TASK: Within the data below, copy each line where the string "image" is found.

*** MATERIAL SUPPLIED ***

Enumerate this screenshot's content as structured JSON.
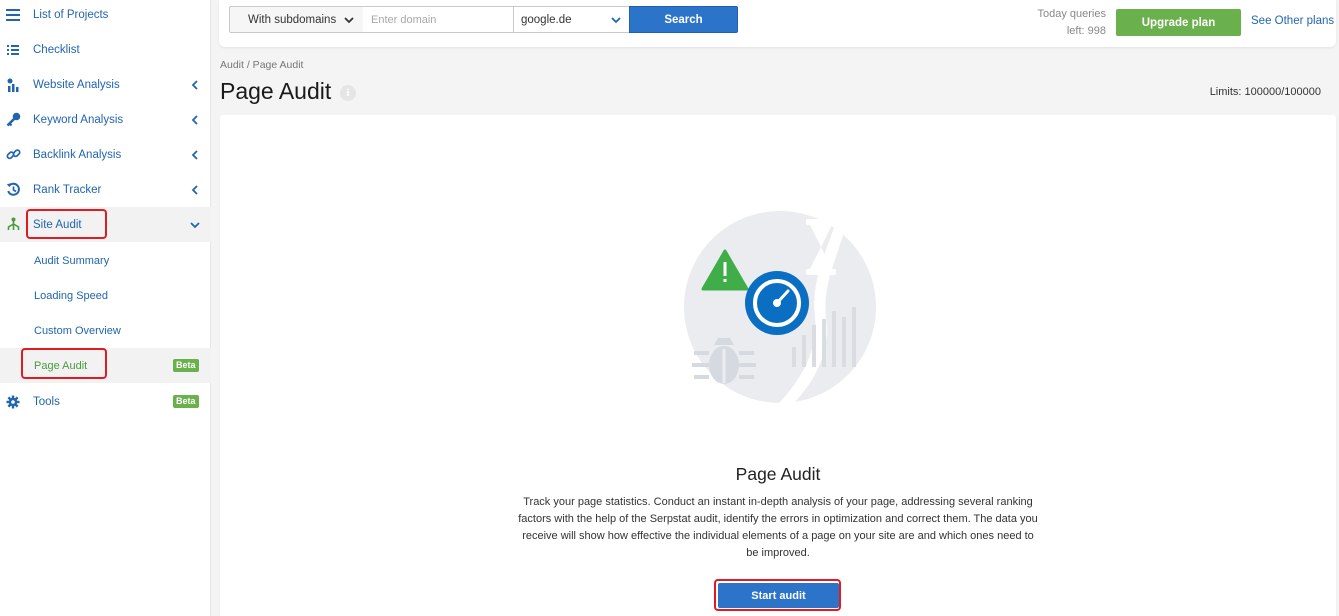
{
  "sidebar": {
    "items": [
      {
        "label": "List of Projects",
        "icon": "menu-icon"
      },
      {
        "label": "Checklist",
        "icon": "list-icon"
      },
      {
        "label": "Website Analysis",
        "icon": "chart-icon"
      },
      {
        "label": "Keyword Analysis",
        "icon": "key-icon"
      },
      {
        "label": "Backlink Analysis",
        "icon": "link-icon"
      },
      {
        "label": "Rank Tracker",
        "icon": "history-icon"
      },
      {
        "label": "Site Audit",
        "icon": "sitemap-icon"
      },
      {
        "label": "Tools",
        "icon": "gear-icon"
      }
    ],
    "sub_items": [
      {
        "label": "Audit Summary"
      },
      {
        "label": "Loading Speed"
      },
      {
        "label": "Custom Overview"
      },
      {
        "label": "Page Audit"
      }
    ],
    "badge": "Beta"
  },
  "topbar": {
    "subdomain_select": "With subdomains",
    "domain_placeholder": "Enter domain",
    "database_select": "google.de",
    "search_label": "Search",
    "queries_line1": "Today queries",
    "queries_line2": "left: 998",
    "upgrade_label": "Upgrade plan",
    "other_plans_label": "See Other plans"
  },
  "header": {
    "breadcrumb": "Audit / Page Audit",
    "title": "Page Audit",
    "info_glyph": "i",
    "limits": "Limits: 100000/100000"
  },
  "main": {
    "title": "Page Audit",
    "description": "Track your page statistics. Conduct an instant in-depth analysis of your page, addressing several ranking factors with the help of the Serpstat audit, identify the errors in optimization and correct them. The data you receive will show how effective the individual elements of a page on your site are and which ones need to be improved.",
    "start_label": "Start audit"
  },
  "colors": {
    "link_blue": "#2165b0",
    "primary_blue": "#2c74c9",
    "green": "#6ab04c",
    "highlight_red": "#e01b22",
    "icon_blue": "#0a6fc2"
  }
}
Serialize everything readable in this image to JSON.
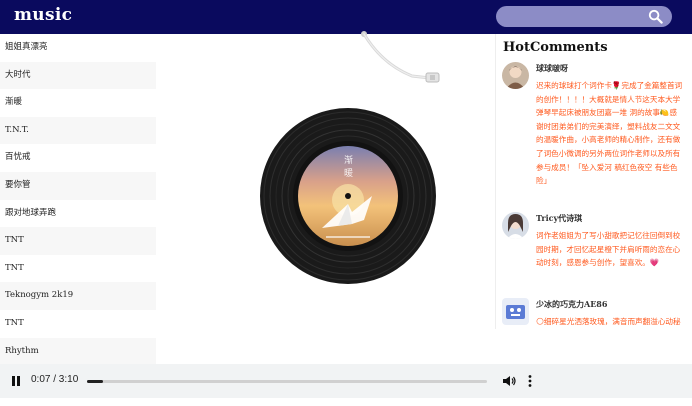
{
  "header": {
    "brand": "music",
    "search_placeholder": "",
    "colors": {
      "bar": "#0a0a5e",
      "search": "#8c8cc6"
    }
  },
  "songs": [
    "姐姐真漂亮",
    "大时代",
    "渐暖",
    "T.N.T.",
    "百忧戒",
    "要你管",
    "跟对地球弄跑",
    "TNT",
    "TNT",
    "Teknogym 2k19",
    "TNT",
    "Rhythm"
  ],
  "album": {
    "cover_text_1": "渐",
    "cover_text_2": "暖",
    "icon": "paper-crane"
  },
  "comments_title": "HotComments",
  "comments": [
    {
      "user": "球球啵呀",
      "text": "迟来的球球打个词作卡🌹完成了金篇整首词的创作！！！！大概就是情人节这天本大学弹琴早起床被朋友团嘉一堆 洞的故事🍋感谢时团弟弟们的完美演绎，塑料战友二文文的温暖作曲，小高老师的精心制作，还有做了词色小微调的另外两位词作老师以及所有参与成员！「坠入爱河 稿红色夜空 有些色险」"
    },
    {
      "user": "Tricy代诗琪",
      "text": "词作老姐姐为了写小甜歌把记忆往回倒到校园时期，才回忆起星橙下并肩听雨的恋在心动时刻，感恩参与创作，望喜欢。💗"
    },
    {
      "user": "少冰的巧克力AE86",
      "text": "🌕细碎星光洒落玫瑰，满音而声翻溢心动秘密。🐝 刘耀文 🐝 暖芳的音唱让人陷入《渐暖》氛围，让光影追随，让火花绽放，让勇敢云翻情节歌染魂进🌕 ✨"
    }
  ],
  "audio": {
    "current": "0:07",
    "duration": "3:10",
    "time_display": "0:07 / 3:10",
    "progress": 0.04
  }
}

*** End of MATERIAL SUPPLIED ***
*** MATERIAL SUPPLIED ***

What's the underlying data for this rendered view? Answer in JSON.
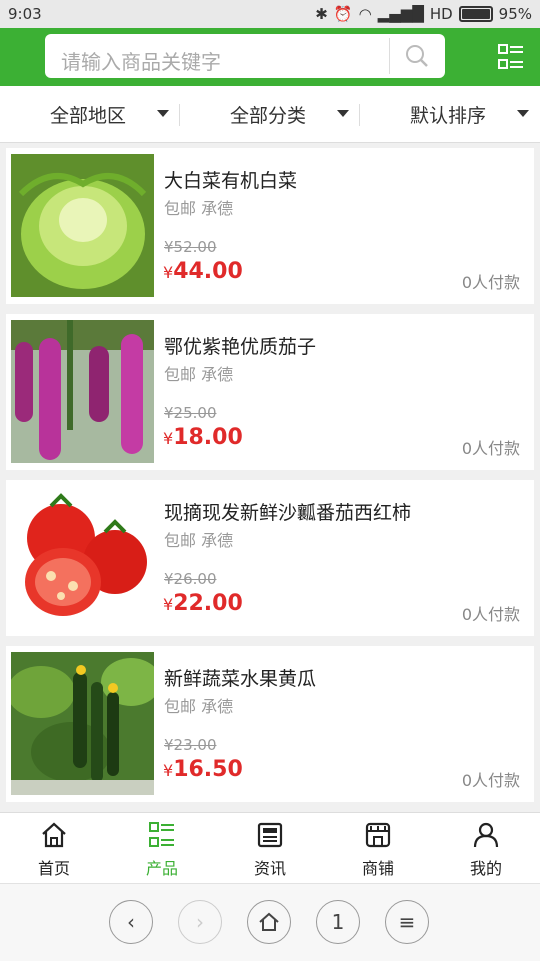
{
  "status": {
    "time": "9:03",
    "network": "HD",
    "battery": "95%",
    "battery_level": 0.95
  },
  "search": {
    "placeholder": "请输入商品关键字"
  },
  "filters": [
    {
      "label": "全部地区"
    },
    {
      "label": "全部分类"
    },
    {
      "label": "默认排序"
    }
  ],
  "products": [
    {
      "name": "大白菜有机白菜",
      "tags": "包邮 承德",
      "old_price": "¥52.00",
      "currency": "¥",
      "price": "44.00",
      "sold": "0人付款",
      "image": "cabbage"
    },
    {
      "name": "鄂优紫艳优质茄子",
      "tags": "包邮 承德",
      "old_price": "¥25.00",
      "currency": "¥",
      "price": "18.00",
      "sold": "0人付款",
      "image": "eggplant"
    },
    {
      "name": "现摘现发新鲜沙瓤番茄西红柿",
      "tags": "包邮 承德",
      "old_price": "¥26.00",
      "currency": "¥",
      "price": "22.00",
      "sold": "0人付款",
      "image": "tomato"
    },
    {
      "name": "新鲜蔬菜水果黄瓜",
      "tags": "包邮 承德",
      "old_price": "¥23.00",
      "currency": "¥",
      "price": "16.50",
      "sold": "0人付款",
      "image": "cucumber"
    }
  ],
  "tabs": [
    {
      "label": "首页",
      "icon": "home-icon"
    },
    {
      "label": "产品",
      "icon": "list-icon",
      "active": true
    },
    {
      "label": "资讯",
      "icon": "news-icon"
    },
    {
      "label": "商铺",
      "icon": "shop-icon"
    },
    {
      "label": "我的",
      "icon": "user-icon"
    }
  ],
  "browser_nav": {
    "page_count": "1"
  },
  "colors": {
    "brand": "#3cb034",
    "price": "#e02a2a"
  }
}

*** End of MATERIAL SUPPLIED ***

WORKED SOLUTION:
Serialize everything readable in this image to JSON.
      "image": "cabbage"
      "image": "eggplant"
      "image": "tomato"
      "image": "cucumber"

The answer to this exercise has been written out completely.